Today's News

  • Reversing Diabetes seminar scheduled to start next week

    A six-week Reversing Diabetes seminar will be from 7 to 9 p.m. each Monday May 7-June 11 in the fellowship hall of Roane Community Adventist Church at 336 Patton Lane.

    Registered nurses Kathy Kleinsmith and Cathy Petel will teach a new dietary and lifestyle approach. Recipes and samples of diabetes-reversing foods will be provided.

    Cost is $30 per person, $45 per couple and includes books, recipes and food samples.

    Scholarships will be available.

    Register for the seminar by calling or texting Petel at 466-4380.

  • Louckes honoree at annual Gala

    The Roane County Heritage Commission will have its 15th Gala in honor of the historic Roane County Courthouse on May 5.

    Gala Committee Chairwoman Mary Pippin said the social hour will begin at 6:30 p.m. in the building in the center of Kingston, followed by the program at 7:30 p.m. in the historic Courtroom.

    A silent auction will offer such items as stays at regional hotels, tickets to area attractions, gift certificates to area restaurants and businesses, collectibles and art works.

    This year’s honored Gala guest is Barbara Louckes.

  • Volunteers sought for Manhattan Project Park

    Manhattan Project National Historical Park is seeking volunteers to assist Oak Ridge unit staff.

    Opportunities include staffing the visitor contact station at Children’s Museum of Oak Ridge, meeting and greeting visitors while providing information about the park. Opportunities to provide informational programs may also exist.


    If someone is up to no good in Harriman’s David Webb Riverfront Park they’ll soon be playing peek-a-boo with a camera that can help pin them to the crime.

    “They have been ordered. I’m waiting on a delivery date,” said city manager Kevin Helms.

    Getting security cameras to capture possible illegal activity, including occasional vandalism, has been a goal of many city officials for some time.

    “It is well needed for everything going on down there,” said Councilman Tim Johnson.

  • Rockwood returns pool-covering grant

    Rockwood officials approved returning the grant that would have went towards covering the city pool at their meeting last week.

    Mayor Mike “Brillo” Miller proposed returning the funds at a workshop earlier in the year, citing needs for improvements at the current pool before a covering would be put in place.

    “This is something you hate to do but unfortunately there is a lot more to it than first we thought,” said Councilman Jason Jolly.

  • Dad jailed for leaving tot in car

    A father allegedly left his 1-year-old son inside a running vehicle in the Walmart parking lot on Wednesday. Rockwood police responded to investigate after someone called 911 to report the unattended child.

    Capt. Kelly Pittman said when he arrived he observed the child in a rear facing car seat in the backseat of the car.

    “The child was asleep and reporting officer did open the door to check on the welfare of the child,” the report said. “Reporting officer also noticed that the keys were in the ignition and the car was running.”
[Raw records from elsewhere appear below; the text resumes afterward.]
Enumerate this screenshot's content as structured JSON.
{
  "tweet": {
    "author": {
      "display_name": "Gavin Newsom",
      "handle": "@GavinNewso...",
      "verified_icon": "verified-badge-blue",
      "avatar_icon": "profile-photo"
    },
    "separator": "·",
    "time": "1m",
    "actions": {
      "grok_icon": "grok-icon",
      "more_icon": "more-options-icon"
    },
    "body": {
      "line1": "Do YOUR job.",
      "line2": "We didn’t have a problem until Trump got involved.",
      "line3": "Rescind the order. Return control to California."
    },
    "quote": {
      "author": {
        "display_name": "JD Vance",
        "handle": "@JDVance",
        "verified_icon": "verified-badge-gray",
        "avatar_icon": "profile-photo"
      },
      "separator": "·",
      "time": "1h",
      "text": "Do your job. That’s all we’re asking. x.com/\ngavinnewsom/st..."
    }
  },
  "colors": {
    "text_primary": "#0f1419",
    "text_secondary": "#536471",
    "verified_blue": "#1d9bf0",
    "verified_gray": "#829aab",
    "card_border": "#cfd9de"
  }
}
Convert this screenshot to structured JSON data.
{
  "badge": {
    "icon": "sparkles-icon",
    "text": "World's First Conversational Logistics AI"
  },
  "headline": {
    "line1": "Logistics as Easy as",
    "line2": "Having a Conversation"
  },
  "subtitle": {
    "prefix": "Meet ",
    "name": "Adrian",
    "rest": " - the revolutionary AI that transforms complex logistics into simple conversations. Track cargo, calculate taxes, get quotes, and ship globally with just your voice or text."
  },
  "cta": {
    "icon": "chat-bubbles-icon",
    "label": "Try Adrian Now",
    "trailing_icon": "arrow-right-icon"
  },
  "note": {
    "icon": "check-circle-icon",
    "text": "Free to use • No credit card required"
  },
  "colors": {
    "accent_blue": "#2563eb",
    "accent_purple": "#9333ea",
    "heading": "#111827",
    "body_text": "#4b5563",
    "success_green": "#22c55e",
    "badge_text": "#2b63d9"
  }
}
  • ‘Wow’ factor varies

    Roane County Commission Chairman Ron Berry was wowed by a presentation school officials gave on their $68 million building plan in March.
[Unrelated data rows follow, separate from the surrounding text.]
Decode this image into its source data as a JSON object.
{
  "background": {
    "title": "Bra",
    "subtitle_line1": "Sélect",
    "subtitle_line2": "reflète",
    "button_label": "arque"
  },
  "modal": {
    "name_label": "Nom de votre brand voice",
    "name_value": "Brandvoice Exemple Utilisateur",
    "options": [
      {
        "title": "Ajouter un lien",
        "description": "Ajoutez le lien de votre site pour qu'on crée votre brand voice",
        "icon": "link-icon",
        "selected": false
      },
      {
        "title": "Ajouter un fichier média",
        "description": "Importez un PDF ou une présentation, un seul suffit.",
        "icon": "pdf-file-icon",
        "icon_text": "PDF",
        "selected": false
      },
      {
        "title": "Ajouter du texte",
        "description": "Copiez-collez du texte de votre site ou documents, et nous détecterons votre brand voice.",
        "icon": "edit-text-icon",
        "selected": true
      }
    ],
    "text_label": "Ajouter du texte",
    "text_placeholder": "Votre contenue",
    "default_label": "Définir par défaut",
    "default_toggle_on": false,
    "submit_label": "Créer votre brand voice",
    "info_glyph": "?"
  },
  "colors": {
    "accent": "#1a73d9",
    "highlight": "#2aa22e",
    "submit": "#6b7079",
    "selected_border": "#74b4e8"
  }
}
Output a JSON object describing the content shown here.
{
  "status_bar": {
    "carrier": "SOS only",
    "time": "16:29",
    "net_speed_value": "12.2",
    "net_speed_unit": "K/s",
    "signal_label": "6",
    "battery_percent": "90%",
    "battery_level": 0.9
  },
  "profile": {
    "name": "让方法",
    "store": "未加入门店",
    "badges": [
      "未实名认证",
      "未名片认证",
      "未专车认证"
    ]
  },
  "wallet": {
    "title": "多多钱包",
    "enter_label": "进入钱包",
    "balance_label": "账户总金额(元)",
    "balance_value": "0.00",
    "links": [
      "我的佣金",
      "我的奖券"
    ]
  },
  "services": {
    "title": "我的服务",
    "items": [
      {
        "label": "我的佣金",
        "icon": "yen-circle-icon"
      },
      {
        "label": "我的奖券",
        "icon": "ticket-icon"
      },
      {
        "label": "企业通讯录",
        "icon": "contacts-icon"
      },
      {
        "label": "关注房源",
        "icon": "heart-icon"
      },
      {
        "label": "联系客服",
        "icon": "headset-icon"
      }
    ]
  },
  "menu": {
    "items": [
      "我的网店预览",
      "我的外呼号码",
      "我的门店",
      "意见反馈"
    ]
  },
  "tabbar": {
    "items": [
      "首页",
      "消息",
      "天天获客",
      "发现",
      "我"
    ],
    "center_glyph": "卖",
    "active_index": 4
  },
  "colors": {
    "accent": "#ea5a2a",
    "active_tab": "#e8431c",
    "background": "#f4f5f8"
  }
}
    “This is a ‘wow’ factor,” Berry said last month.

    Roane County Executive Ron Woody said he got a “wow” feeling when he looked at what the plan could do to the county’s per capita debt.

    “My wow factor became when that per capita debt come up there, I’m thinking, ‘Oh my gosh,’” Woody said Thursday. “How do you manage that?”
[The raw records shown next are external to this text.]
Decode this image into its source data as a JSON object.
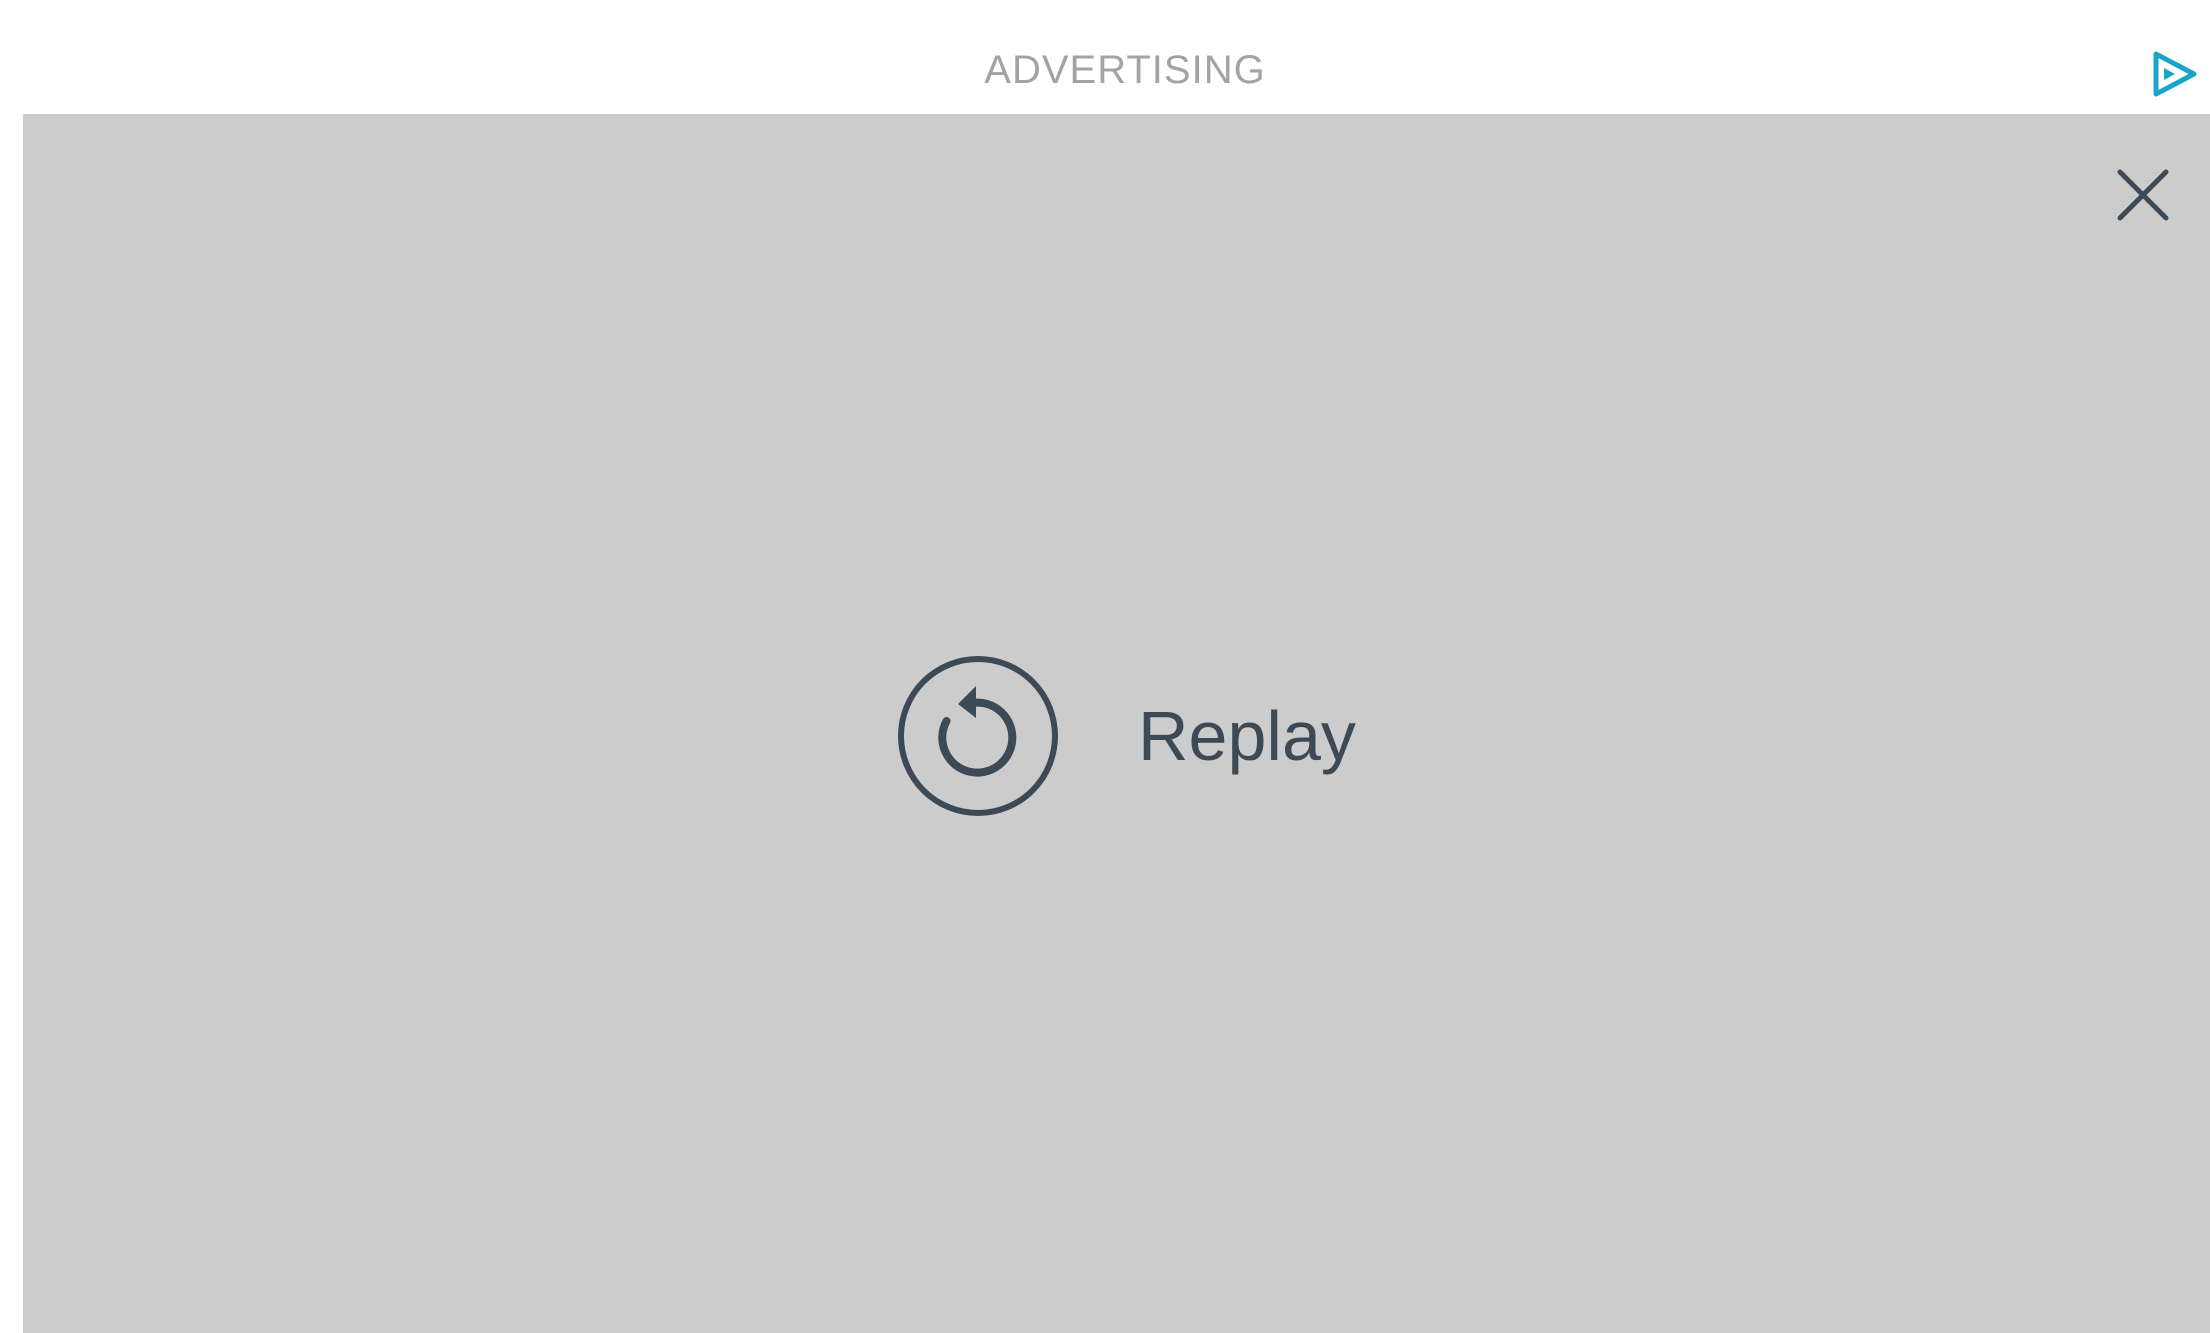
{
  "header": {
    "label": "ADVERTISING",
    "brand_icon": "play-triangle-icon",
    "brand_color": "#1aa5c8"
  },
  "player": {
    "background_color": "#cccccc",
    "close_icon": "close-icon",
    "replay": {
      "icon": "replay-icon",
      "label": "Replay",
      "color": "#3d4a55"
    }
  }
}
    Residents wanting to vote on the Roane County Board of Education’s building plan could get their wish.

    District 2 County Commissioners Randy Ellis, Greg Ferguson and Junior Hendrickson filed a resolution on Friday to place a wheel tax referendum on the ballot for the Nov. 6 election. If passed, the money generated from the new tax could help fund the school board’s $68 million building plan.

    A major part of the board’s plan is building a new consolidated high school for Rockwood, Harriman and Kingston near Roane State Community College.

  • Haslam signs changes to TANF into law

    The Tennessee Department of Human Services is applauding the recent passage of key changes to the state’s Families First program.

    These changes help ensure families receiving Temporary Assistance for Needy Families benefits administered through Families First have the assistance they need to meet today’s economic realities.

    The legislation approved by the Tennessee General Assembly this year and signed by Gov. Bill Haslam makes several key changes to Families First, including:

  • Tools left at grandma’s old house reported stolen

    A woman told Rockwood police nearly $3,100 worth of tools were stolen from a home she and her boyfriend were renovating.

    Rockwood Police Officer Rick Thomas was dispatched to 635 Tarwater St. on April 21 to investigate.

    “Upon arrival, I made contact with Ms. Skyla N. Burks,” the report said. “Ms. Burks said she and her boyfriend, Mr. Keith McClain, were working on her grandmother’s abandoned house, 635 Tarwater, to get it ready to move into.”